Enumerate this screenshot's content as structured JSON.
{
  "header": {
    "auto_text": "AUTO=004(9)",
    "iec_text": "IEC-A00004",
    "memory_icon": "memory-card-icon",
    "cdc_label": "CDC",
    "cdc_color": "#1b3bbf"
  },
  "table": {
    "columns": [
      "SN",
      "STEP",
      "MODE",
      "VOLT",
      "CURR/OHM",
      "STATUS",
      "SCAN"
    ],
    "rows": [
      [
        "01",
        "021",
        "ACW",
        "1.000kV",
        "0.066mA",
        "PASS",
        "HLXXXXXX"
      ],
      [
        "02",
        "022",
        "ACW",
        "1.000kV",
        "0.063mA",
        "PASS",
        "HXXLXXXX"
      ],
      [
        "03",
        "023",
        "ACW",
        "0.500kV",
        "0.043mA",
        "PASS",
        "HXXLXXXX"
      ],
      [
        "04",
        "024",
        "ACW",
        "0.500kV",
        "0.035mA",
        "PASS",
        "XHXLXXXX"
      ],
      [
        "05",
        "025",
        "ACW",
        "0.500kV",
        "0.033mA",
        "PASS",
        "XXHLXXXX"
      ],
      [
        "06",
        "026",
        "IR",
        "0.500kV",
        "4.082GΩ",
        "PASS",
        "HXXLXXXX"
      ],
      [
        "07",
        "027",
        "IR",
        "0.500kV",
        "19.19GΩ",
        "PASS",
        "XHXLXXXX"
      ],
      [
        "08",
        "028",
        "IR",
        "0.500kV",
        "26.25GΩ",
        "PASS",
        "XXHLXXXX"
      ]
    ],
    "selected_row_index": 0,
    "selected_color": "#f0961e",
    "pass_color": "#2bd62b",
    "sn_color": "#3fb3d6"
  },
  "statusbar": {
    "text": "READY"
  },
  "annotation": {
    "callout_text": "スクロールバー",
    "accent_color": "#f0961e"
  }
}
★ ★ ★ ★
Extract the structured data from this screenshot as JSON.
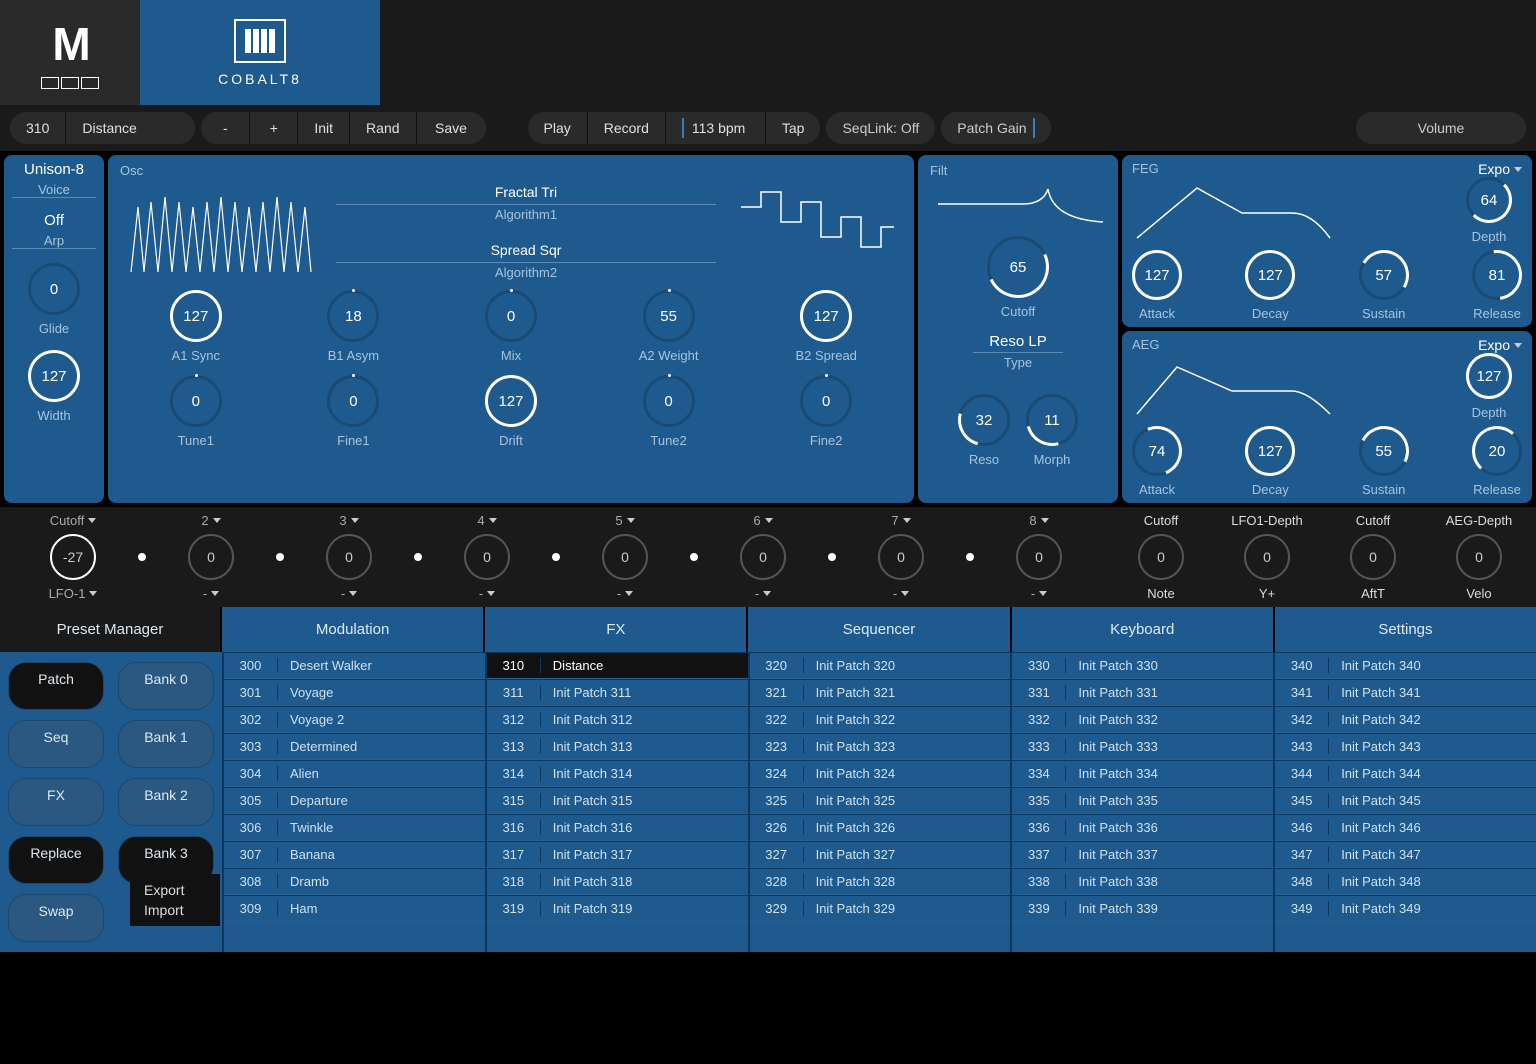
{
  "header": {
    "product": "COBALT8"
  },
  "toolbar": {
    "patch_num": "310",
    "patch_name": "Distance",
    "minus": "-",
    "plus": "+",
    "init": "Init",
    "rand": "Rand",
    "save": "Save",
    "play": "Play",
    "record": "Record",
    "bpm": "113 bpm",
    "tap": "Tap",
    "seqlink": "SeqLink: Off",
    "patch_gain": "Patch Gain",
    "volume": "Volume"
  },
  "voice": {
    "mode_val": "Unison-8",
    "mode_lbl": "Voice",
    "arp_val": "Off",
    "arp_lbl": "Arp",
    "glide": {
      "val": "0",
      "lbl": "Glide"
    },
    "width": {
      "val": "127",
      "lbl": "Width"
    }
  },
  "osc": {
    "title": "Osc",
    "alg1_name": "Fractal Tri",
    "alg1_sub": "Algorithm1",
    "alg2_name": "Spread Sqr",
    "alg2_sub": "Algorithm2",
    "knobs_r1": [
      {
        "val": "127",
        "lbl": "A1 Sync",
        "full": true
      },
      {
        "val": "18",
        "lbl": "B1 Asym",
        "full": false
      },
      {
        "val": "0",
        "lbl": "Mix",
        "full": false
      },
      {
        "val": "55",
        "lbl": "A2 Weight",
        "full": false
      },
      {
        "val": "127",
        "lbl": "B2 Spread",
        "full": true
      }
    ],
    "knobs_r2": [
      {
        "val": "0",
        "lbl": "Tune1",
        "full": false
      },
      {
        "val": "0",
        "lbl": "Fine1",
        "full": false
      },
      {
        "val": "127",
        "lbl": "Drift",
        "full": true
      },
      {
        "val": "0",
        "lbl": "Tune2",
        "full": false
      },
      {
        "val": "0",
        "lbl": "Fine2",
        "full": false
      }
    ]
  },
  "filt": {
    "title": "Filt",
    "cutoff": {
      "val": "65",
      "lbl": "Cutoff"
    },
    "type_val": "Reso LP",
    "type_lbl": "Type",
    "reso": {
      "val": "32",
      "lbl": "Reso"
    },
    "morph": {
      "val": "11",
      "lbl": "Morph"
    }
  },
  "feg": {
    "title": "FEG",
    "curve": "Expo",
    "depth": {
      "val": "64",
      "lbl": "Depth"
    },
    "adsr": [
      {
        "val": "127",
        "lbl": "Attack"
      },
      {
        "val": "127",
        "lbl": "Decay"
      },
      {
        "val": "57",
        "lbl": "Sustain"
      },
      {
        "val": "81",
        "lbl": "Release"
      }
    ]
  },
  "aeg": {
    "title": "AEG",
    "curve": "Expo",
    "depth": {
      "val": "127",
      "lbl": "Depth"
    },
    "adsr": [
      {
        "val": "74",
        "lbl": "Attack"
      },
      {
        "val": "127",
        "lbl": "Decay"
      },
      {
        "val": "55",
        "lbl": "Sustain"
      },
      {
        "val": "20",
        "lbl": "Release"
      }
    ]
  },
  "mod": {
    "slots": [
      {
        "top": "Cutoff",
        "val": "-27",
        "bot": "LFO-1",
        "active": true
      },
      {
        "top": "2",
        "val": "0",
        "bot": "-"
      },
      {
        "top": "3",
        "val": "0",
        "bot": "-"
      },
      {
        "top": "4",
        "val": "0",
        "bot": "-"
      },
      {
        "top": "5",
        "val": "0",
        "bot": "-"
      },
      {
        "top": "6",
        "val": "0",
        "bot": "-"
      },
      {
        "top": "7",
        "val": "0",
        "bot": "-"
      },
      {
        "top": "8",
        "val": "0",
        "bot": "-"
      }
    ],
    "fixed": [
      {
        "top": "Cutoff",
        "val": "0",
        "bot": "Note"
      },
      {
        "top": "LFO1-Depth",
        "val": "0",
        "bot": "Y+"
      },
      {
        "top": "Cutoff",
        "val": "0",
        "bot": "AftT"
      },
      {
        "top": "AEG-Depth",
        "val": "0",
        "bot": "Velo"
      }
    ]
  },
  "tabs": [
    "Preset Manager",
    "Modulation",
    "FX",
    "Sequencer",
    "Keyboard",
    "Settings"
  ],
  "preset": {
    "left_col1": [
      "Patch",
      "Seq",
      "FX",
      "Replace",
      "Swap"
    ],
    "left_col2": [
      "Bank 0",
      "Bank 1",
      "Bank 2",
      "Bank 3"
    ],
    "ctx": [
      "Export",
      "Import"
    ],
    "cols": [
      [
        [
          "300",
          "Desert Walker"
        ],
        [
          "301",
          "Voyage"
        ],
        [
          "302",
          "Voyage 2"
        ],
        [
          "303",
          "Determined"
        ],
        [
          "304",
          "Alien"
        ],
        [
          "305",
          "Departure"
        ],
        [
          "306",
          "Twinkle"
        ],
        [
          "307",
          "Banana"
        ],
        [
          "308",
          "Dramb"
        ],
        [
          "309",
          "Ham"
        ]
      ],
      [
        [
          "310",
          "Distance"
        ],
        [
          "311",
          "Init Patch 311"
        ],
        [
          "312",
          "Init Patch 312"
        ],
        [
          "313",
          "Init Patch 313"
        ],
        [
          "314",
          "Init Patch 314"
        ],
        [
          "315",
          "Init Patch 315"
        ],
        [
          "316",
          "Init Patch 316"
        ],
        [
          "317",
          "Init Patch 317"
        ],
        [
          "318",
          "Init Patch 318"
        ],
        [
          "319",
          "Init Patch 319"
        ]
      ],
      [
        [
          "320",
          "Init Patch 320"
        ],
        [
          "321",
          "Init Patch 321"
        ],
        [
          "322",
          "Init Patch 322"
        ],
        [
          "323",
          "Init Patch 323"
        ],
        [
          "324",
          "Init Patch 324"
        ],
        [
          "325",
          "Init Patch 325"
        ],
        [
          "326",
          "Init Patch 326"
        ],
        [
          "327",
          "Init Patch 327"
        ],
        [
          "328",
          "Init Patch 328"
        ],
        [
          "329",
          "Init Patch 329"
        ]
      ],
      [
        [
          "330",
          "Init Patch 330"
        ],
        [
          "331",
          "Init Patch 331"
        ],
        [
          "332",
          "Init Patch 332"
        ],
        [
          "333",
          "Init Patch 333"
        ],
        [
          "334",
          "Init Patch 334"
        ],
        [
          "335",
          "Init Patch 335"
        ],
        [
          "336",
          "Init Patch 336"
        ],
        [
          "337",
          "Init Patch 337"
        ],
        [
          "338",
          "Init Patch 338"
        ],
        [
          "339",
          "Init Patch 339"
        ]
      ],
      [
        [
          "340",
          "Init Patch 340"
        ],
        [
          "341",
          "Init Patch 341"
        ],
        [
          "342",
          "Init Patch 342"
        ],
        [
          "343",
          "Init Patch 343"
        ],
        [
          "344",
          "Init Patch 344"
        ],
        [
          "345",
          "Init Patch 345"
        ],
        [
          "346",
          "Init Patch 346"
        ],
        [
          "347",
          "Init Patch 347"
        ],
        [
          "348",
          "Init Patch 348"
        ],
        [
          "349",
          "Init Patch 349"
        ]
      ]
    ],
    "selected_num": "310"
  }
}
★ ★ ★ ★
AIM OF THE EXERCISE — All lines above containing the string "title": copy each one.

RESPONSE TO THIS EXERCISE —
    "title": "Osc",
    "title": "Filt",
    "title": "FEG",
    "title": "AEG",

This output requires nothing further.